How personal tragedies made these people into road safety crusaders
New Delhi, Jan 31: Raghvendra Kumar, a resident of Madhubani in Bihar, sold his ancestral land so that he could distribute over 50,000 helmets among those who ride two wheelers without the protective gear.
While wheelchair-bound Harman Singh Sidhu led a campaign to get sale of liquor banned on all state and national highways, and Deepak Sharma, a lecturer in Punjab's Ferozepur district, runs a foundation that conducts an awareness programme against underage driving.
Common among the three are personal loses in tragedies that turned them into road safety crusaders, PTI reported.
"I lost my friend and roommate four years ago in a road accident. The bitter truth is he could have been saved if he was wearing a helmet," Kumar told PTI.
"I did not realise the importance of a helmet until then and I am sure many others don't realise it until they lose their loved ones in a similar way. I then resolved that if I can save lives by warning them against not wearing a helmet, that will be a lesson learnt for me," he said.
Since the tragedy, Kumar has distributed over 50,000 helmets and is popularly known as the "Helmet Man of India".
"I first sold some jewellery, which I had at home, to procure helmets, but that was not enough. Then I decided to sell my ancestral land," he said while speaking about the difficulties in the way to spread awareness on use of helmets.
It has been five years since Sharma lost his 16-year-old son Mayank in a motorcycle accident, but still repents saying, "I should have stopped him".
The accident, he said, turned him into a road safety activist who warns parents against underage driving.
"I should have stopped him and this will remain with me forever. I run awareness campaigns for parents so one day they do not have to regret that they should have stopped their children or sensitised them against not driving until the legal age," Sharma said.
In Indore, Ranjeet Singh, a traffic policeman has been using late pop icon Michael Jackson's 'moonwalk' to control traffic in the Madhya Pradesh city for nearly 17 years, and it all started with a road accident.
"I got a message that there was an accident and when I reached the spot and tried to control the crowd, I saw my friend lying in a pool of blood. I decided then that I have to do something unique to engage people in road safety lessons and encourage them to follow rules," he said, adding that it was then he decided on the 'moonwalk'.
Many people do not respect the traffic light and have an impulse to jump it if there are no police personnel watching, but once they see me performing, they stop and traffic is managed smoothly, Singh said.
"The technique also helps whenever I'm deputed at places where we need to do crowd management," he said, adding that he has received recognition not only from his department but also multiple awards for the initiative.

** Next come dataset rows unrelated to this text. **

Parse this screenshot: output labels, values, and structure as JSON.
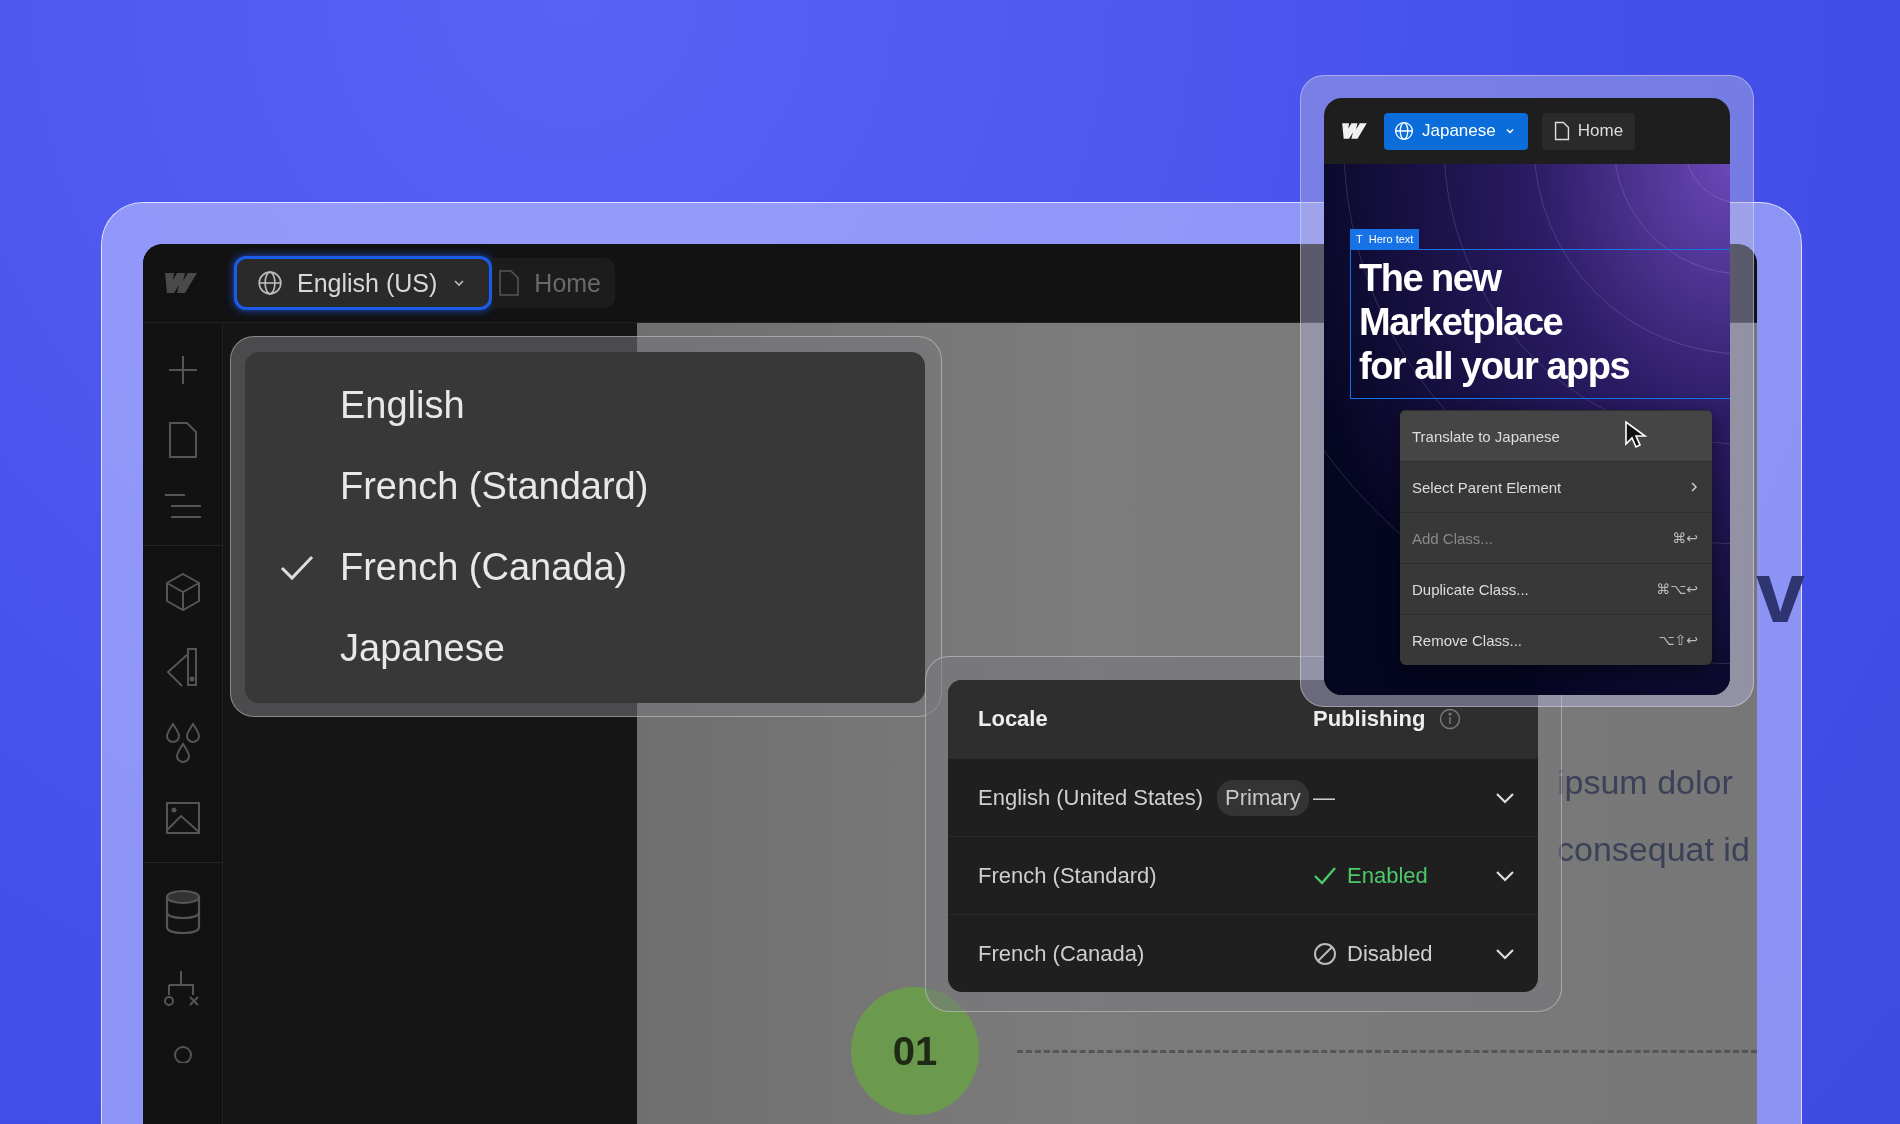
{
  "editor": {
    "locale_button": {
      "label": "English (US)",
      "focused": true
    },
    "page_button": {
      "label": "Home"
    }
  },
  "locale_menu": {
    "items": [
      {
        "label": "English",
        "checked": false
      },
      {
        "label": "French (Standard)",
        "checked": false
      },
      {
        "label": "French (Canada)",
        "checked": true
      },
      {
        "label": "Japanese",
        "checked": false
      }
    ]
  },
  "locales_panel": {
    "columns": [
      "Locale",
      "Publishing"
    ],
    "rows": [
      {
        "name": "English (United States)",
        "badge": "Primary",
        "status": "—",
        "kind": "none"
      },
      {
        "name": "French (Standard)",
        "status": "Enabled",
        "kind": "enabled"
      },
      {
        "name": "French (Canada)",
        "status": "Disabled",
        "kind": "disabled"
      }
    ]
  },
  "canvas": {
    "heading_fragment": "v",
    "lines": [
      "ipsum dolor",
      "consequat id"
    ],
    "step": "01"
  },
  "preview": {
    "locale_button": {
      "label": "Japanese"
    },
    "page_button": {
      "label": "Home"
    },
    "element_tag": {
      "icon": "T",
      "label": "Hero text"
    },
    "heading": [
      "The new",
      "Marketplace",
      "for all your apps"
    ],
    "context_menu": [
      {
        "label": "Translate to Japanese",
        "selected": true,
        "disabled": false,
        "submenu": false
      },
      {
        "label": "Select Parent Element",
        "selected": false,
        "disabled": false,
        "submenu": true
      },
      {
        "label": "Add Class...",
        "shortcut": "⌘↩",
        "selected": false,
        "disabled": true,
        "submenu": false
      },
      {
        "label": "Duplicate Class...",
        "shortcut": "⌘⌥↩",
        "selected": false,
        "disabled": false,
        "submenu": false
      },
      {
        "label": "Remove Class...",
        "shortcut": "⌥⇧↩",
        "selected": false,
        "disabled": false,
        "submenu": false
      }
    ]
  }
}
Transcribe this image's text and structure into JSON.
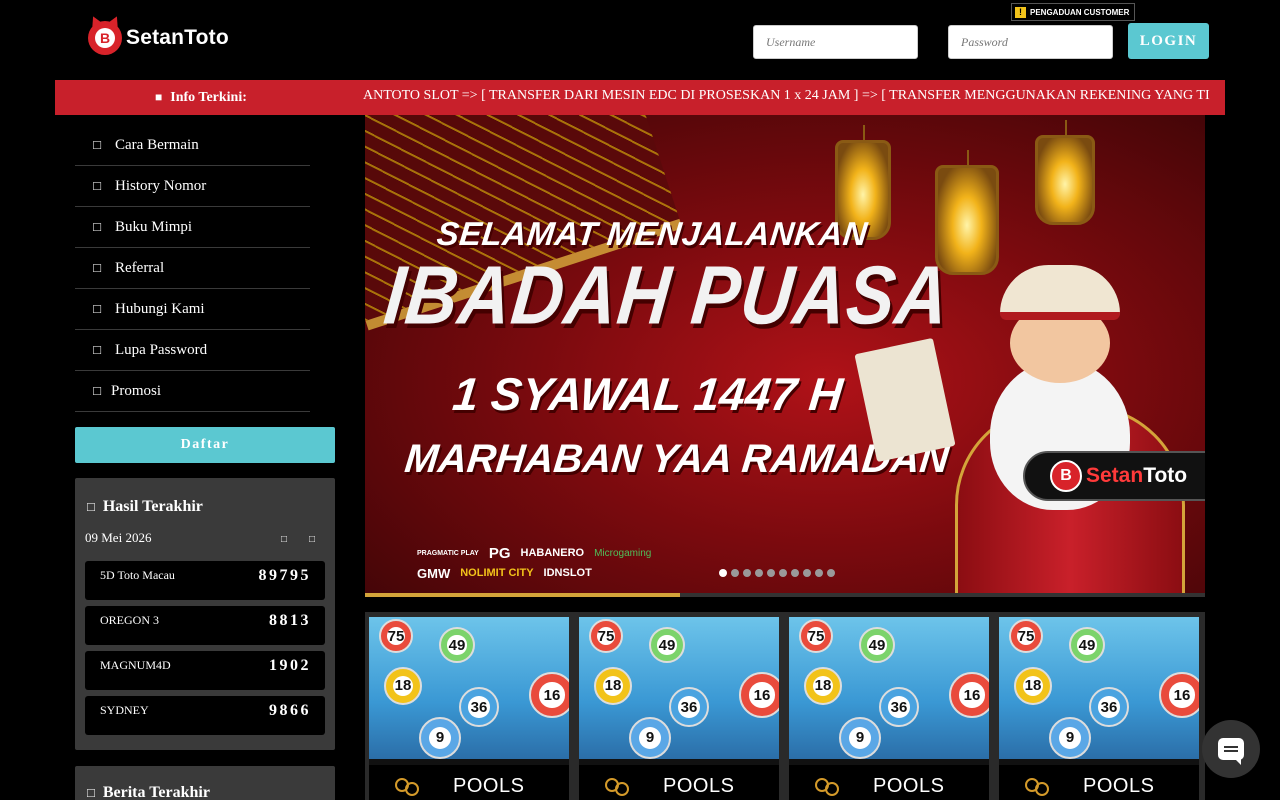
{
  "header": {
    "logo_text": "SetanToto",
    "logo_badge": "B",
    "pengaduan_label": "PENGADUAN CUSTOMER",
    "username_placeholder": "Username",
    "password_placeholder": "Password",
    "login_label": "LOGIN"
  },
  "info_bar": {
    "label": "Info Terkini:",
    "marquee": "ANTOTO SLOT => [ TRANSFER DARI MESIN EDC DI PROSESKAN 1 x 24 JAM ] => [ TRANSFER MENGGUNAKAN REKENING YANG TIDAK TERDAFTAR ]"
  },
  "sidebar": {
    "items": [
      {
        "label": "Cara Bermain",
        "icon": "info-icon"
      },
      {
        "label": "History Nomor",
        "icon": "history-icon"
      },
      {
        "label": "Buku Mimpi",
        "icon": "book-icon"
      },
      {
        "label": "Referral",
        "icon": "users-icon"
      },
      {
        "label": "Hubungi Kami",
        "icon": "phone-icon"
      },
      {
        "label": "Lupa Password",
        "icon": "key-icon"
      },
      {
        "label": "Promosi",
        "icon": "gift-icon"
      }
    ],
    "daftar_label": "Daftar"
  },
  "hasil": {
    "title": "Hasil Terakhir",
    "date": "09 Mei 2026",
    "results": [
      {
        "name": "5D Toto Macau",
        "number": "89795"
      },
      {
        "name": "OREGON 3",
        "number": "8813"
      },
      {
        "name": "MAGNUM4D",
        "number": "1902"
      },
      {
        "name": "SYDNEY",
        "number": "9866"
      }
    ]
  },
  "berita": {
    "title": "Berita Terakhir"
  },
  "banner": {
    "line1": "SELAMAT MENJALANKAN",
    "line2": "IBADAH PUASA",
    "line3": "1 SYAWAL 1447 H",
    "line4": "MARHABAN YAA RAMADAN",
    "logo_text_red": "Setan",
    "logo_text_white": "Toto",
    "providers_row1": [
      "PRAGMATIC PLAY",
      "PG",
      "HABANERO",
      "Microgaming"
    ],
    "providers_row2": [
      "GMW",
      "NOLIMIT CITY",
      "IDNSLOT"
    ],
    "slide_count": 10,
    "active_slide": 0,
    "progress": 0.375
  },
  "pools": {
    "cards": [
      {
        "label": "POOLS"
      },
      {
        "label": "POOLS"
      },
      {
        "label": "POOLS"
      },
      {
        "label": "POOLS"
      }
    ],
    "ball_numbers": [
      "75",
      "49",
      "18",
      "36",
      "9",
      "16"
    ]
  },
  "colors": {
    "accent_cyan": "#5bc8d1",
    "info_red": "#c8202b",
    "brand_red": "#d8232a",
    "gold": "#d4a43a",
    "panel_gray": "#3a3a3a"
  }
}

Mr Sidhu it was a 1996 road accident that came as a turning point.
Mr Sidhu took up the cause of road safety and filed a Public Interest Litigation (PIL) in the Punjab and
Haryana High Court appealing all liquor vends on national and state highways be closed down as they are a major cause of drunk driving resulting in fatal accidents.
Finally, after years of campaigning for no liquor shops on highways, his efforts got a boost when in December, 2016 the Supreme Court ordered a ban on liquor shops along the highways.